The White House said Wednesday it was closely monitoring a growing hunger strike among inmates at Guantanamo Bay and reiterated President Barack Obama's vow to close the prison facility.
Officials also noted that the International Committee of the Red Cross was this week sending a delegation to check conditions at the US military installation in Cuba, a visit brought forward by the hunger strike.
Thirty-one detainees -- five more than on Friday, have been refusing food to protest their indefinite detention, a move defense lawyers blame on mounting despair inside the prison.
"I can tell you that the White House and the president's team is closely monitoring the hunger strikers at Guantanamo Bay," said Josh Earnest, a White House spokesman.
"The administration remains committed to closing the detention facility."
A Guantanamo Bay spokesman, US Navy Reserve Captain Robert Durand, said that 31 prisoners, out of a total population of 166 were on hunger strike as of Tuesday.
Eleven detainees were getting nutrition through feeding tubes, three of whom were in a prison hospital facility for rehydration and observation.
David Remes, an attorney for 15 Guantanamo detainees, told AFP last week that the hunger strike was unprecedented in its scope, duration and determination.
The protest was launched at Camp 6 in Guantanamo on February 6, when a "routine" inmate search took place. Detainees said guards had inspected their Korans, which they perceived as "religious desecration."
But the US military said the Korans were in no way desecrated. Military officials said only Muslim translators at the camp handle copies of Islam's holy book.

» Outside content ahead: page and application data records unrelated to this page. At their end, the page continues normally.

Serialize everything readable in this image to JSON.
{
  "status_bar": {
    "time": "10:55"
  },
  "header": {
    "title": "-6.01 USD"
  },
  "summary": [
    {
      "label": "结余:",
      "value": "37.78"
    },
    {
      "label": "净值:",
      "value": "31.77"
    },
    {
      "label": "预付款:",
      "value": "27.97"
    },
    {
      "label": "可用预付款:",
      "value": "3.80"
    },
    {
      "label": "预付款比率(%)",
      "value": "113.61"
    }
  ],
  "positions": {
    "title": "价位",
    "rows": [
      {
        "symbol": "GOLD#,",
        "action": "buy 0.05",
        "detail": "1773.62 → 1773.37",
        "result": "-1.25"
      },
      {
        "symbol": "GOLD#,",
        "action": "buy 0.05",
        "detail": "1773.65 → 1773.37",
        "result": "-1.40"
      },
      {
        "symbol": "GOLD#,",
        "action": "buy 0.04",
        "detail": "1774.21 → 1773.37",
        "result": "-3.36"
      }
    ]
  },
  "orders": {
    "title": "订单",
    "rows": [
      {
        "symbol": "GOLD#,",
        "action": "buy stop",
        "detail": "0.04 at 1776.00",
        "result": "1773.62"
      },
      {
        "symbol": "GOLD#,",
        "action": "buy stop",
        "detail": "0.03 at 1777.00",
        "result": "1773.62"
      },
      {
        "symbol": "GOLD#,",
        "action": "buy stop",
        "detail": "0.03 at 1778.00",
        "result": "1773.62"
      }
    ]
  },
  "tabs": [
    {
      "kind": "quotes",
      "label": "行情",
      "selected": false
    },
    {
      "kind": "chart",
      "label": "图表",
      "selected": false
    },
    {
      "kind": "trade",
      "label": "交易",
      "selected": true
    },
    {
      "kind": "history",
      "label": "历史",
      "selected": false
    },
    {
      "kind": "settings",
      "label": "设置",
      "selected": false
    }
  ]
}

Camp 6, built on the hills around Guantanamo, houses inmates who pose no particular threat and have no special value in the eyes of US authorities.
Earnest referred to reports that a Red Cross team was heading to Guantanamo as part of a routine agreement to inspect conditions at the prison.
"We give them full access so that they can take a look at what's happening at the prison there," he said.
Obama promised to close the camp in one of the first acts of his presidency in 2009, but his efforts have been frustrated by Congress and other opposition both at home and abroad over plans to resettle the detainees.
Lawmakers have banned Obama from bringing detainees to the US mainland, hampering a move that would have allowed him to close the camp.
Lawmakers have also hurt Obama's efforts to transfer inmates deemed ready for release to third countries and thorny legal issues surrounding trials for the most dangerous prisoners have also hamstrung the president's efforts.
But Zeke Johnson, Director of Amnesty International USA's Security with Human Rights Campaign, said that Obama's repeated vows to close the camp were insufficient.
"Talk is cheap. It's time for President Obama to take real action to fulfill his Guantanamo promise," Johnson said.
"He should work with Congress to ensure that the restrictions on Guantanamo transfers are not renewed this year."